• EXERCISE:
Search the entries for the word "Analista" and return every line where it is found.
━━━━━ EXCERPTED RECORDS
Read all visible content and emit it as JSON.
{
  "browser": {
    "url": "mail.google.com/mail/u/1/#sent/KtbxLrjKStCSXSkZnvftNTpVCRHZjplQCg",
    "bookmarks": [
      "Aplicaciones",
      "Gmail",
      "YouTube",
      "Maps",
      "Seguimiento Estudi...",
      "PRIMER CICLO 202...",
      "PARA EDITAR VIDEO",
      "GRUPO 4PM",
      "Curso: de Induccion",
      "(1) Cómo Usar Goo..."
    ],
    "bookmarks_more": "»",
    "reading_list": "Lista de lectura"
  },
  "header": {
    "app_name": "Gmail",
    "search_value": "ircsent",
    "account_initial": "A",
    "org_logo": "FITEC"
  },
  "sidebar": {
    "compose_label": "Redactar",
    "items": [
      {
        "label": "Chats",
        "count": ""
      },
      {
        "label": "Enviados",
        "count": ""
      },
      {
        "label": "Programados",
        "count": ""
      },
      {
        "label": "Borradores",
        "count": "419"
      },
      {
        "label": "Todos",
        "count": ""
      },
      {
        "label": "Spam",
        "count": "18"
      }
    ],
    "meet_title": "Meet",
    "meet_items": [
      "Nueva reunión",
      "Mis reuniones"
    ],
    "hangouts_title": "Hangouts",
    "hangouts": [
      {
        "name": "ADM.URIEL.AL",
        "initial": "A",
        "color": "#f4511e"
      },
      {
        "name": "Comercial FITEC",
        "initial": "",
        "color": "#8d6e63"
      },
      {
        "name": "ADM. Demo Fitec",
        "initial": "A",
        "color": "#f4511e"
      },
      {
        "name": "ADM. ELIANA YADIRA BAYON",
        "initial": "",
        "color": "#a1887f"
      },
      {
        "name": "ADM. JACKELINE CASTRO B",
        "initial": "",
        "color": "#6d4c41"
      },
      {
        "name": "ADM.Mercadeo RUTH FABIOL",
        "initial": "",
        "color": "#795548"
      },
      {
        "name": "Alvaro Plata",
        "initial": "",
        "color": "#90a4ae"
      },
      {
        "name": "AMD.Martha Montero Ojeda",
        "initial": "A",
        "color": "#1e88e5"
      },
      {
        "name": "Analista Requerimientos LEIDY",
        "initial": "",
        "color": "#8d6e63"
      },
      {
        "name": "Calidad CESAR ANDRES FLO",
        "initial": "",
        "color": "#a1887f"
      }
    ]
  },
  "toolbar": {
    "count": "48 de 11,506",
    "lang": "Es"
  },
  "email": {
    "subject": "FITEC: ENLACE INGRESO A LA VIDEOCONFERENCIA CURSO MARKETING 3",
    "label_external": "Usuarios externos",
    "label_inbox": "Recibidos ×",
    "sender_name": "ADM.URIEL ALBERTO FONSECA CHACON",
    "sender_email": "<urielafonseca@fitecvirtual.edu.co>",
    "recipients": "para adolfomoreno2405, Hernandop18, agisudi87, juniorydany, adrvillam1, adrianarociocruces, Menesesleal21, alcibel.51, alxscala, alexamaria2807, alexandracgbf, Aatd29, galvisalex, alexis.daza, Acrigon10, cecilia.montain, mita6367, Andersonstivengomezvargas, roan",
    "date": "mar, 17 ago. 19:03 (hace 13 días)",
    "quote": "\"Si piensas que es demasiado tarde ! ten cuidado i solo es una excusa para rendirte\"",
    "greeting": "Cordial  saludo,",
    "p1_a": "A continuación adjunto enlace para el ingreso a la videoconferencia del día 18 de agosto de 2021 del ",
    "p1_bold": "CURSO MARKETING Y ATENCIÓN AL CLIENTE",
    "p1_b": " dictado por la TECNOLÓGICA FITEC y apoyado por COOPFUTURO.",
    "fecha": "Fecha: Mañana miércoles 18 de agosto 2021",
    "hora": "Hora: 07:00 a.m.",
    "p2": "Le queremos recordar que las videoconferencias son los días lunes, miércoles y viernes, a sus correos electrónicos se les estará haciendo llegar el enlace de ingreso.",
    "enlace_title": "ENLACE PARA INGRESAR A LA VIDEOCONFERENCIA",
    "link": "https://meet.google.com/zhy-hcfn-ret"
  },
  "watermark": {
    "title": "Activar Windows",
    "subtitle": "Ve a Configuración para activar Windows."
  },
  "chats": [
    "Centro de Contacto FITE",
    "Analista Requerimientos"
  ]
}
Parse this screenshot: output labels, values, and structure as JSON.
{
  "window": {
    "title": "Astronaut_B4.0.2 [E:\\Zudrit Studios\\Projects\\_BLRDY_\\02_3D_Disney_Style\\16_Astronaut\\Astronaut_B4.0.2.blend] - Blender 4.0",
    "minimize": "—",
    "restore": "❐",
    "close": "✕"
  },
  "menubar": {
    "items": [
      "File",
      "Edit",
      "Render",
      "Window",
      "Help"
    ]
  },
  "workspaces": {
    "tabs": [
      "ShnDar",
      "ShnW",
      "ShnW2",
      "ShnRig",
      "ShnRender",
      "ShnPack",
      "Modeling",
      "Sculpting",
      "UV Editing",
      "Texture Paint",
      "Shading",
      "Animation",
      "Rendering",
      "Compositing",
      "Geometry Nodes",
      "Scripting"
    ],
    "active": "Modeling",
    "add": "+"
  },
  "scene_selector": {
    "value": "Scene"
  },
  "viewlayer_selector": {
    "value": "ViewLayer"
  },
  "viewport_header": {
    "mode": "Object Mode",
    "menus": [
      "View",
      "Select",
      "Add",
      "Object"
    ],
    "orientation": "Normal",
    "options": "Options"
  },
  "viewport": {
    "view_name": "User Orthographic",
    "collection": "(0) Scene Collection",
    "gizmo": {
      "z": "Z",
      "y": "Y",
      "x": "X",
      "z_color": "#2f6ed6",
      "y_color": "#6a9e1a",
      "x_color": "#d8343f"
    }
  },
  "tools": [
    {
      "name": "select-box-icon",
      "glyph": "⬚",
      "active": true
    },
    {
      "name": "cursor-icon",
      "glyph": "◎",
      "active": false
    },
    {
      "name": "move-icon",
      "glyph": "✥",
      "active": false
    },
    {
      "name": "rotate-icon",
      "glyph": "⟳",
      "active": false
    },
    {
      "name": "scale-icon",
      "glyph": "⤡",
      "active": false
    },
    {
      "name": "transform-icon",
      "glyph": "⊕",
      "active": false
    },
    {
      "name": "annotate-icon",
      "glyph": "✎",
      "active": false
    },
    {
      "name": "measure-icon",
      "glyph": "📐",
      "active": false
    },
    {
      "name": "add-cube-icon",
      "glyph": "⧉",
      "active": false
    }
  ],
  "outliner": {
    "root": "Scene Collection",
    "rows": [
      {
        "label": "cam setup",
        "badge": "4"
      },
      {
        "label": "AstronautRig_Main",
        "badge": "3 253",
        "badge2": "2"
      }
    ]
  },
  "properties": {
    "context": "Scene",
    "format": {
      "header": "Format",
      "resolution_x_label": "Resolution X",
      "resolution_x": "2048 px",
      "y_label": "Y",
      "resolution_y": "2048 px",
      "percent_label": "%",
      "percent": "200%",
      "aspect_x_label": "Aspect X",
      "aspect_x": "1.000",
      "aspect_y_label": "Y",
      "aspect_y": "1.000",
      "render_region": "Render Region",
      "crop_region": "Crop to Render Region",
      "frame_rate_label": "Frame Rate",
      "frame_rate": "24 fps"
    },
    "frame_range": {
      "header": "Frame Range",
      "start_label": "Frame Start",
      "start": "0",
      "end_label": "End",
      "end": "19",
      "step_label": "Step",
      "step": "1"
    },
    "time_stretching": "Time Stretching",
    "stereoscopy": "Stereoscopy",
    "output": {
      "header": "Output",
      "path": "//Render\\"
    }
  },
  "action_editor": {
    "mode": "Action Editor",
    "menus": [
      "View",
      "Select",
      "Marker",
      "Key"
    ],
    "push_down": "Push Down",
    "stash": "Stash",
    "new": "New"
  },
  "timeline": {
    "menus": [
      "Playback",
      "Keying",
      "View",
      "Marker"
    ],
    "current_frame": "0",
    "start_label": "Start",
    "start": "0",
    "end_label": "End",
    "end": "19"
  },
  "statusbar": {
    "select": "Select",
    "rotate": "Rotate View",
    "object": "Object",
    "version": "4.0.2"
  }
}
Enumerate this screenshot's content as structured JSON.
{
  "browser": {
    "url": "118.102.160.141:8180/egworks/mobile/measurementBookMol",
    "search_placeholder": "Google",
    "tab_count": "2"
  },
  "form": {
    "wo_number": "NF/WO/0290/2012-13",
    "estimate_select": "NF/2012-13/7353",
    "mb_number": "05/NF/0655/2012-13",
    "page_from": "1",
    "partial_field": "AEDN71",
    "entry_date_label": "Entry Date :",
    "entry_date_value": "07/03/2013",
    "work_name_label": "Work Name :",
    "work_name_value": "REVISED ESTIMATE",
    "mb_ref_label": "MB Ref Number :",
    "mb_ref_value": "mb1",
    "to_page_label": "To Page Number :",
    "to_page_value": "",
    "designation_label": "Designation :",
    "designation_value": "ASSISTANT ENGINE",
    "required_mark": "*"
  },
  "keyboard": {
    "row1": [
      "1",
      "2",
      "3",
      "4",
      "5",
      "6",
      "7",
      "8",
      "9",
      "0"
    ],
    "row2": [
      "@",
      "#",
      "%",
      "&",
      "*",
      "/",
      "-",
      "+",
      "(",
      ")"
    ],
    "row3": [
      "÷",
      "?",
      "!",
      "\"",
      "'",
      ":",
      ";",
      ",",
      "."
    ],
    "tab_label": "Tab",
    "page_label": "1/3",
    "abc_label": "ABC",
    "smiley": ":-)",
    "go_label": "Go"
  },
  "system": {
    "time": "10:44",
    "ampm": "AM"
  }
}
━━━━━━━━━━
• OUTPUT FOR THIS TASK:
        "name": "Analista Requerimientos LEIDY",
    "Analista Requerimientos"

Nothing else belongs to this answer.